A jurat is the name given to the clause at the foot of an affidavit showing when, where, and before whom the actual oath was sworn or affirmation was made. In executing a jurat, a notary guarantees that the signer personally appeared before the notary, was given an oath or affirmation attesting to the truthfulness of the document, and signed the document in the notary’s presence. It is always important that the notary positively identify a signer for a jurat, as s/he is certifying that the signer attested to the truthfulness of the document contents under penalty of perjury. However, jurat notarizations do not prove a document is true, legal, valid or enforceable.
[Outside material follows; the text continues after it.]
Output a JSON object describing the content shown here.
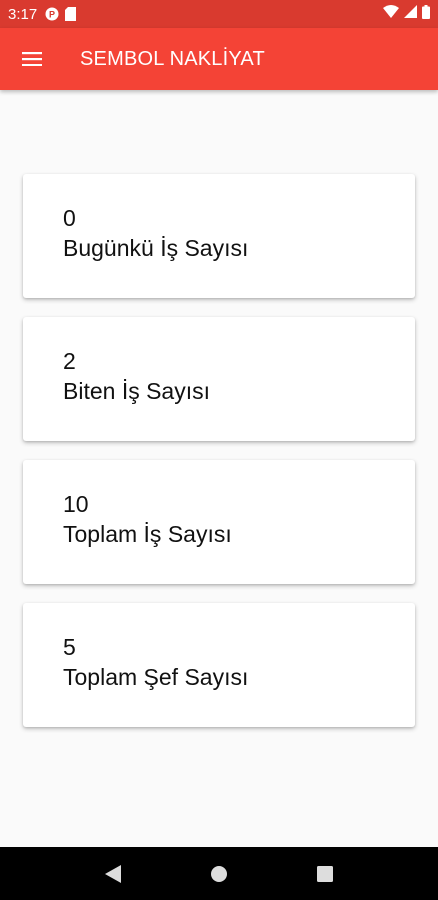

SS. (or ss.) means “scilicet” from the latin scire licet and translates to “it is permitted to, to wit, or namely”, and is placed in a jurat to indicate the location of the signing of the instrument. If this section of the jurat is absent, it does not invalidate the instrument. It merely serves to indicate the jurisdiction of the notary, which depends on the jurisdiction or city in which he/she is appointed. SS. may also be used to refer to an abbreviation of the phrase “subscribed and sworn to”.
A jurat is typically in the following form:
“Sworn and subscribed before me, on the ___ day of ___, 2005, Notary Public.”